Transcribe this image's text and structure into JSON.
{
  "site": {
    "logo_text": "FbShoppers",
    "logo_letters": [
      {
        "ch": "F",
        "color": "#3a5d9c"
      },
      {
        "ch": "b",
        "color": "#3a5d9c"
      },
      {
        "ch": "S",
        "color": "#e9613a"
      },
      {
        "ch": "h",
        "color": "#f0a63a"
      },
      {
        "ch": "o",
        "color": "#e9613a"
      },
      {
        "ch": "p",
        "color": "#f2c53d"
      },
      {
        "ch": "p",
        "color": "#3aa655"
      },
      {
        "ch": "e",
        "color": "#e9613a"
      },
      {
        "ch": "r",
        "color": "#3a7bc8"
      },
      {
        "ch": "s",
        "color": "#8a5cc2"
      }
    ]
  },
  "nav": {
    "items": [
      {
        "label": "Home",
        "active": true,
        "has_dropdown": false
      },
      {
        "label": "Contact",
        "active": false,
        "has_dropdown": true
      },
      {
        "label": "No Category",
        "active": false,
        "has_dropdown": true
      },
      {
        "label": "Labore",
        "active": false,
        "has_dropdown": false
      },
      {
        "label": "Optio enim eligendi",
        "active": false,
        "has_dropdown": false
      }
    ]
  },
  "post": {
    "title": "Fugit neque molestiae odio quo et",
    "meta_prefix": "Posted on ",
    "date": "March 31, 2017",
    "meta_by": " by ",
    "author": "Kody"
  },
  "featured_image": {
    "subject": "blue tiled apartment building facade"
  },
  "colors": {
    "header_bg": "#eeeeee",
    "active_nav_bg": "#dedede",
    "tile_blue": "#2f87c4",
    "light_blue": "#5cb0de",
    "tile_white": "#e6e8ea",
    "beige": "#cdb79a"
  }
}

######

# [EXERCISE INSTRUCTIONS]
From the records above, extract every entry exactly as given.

# [YOUR SOLUTION]
Transcribe this image's text and structure into JSON.
{
  "site": {
    "logo_text": "FbShoppers",
    "logo_letters": [
      {
        "ch": "F",
        "color": "#3a5d9c"
      },
      {
        "ch": "b",
        "color": "#3a5d9c"
      },
      {
        "ch": "S",
        "color": "#e9613a"
      },
      {
        "ch": "h",
        "color": "#f0a63a"
      },
      {
        "ch": "o",
        "color": "#e9613a"
      },
      {
        "ch": "p",
        "color": "#f2c53d"
      },
      {
        "ch": "p",
        "color": "#3aa655"
      },
      {
        "ch": "e",
        "color": "#e9613a"
      },
      {
        "ch": "r",
        "color": "#3a7bc8"
      },
      {
        "ch": "s",
        "color": "#8a5cc2"
      }
    ]
  },
  "nav": {
    "items": [
      {
        "label": "Home",
        "active": true,
        "has_dropdown": false
      },
      {
        "label": "Contact",
        "active": false,
        "has_dropdown": true
      },
      {
        "label": "No Category",
        "active": false,
        "has_dropdown": true
      },
      {
        "label": "Labore",
        "active": false,
        "has_dropdown": false
      },
      {
        "label": "Optio enim eligendi",
        "active": false,
        "has_dropdown": false
      }
    ]
  },
  "post": {
    "title": "Fugit neque molestiae odio quo et",
    "meta_prefix": "Posted on ",
    "date": "March 31, 2017",
    "meta_by": " by ",
    "author": "Kody"
  },
  "featured_image": {
    "subject": "blue tiled apartment building facade"
  },
  "colors": {
    "header_bg": "#eeeeee",
    "active_nav_bg": "#dedede",
    "tile_blue": "#2f87c4",
    "light_blue": "#5cb0de",
    "tile_white": "#e6e8ea",
    "beige": "#cdb79a"
  }
}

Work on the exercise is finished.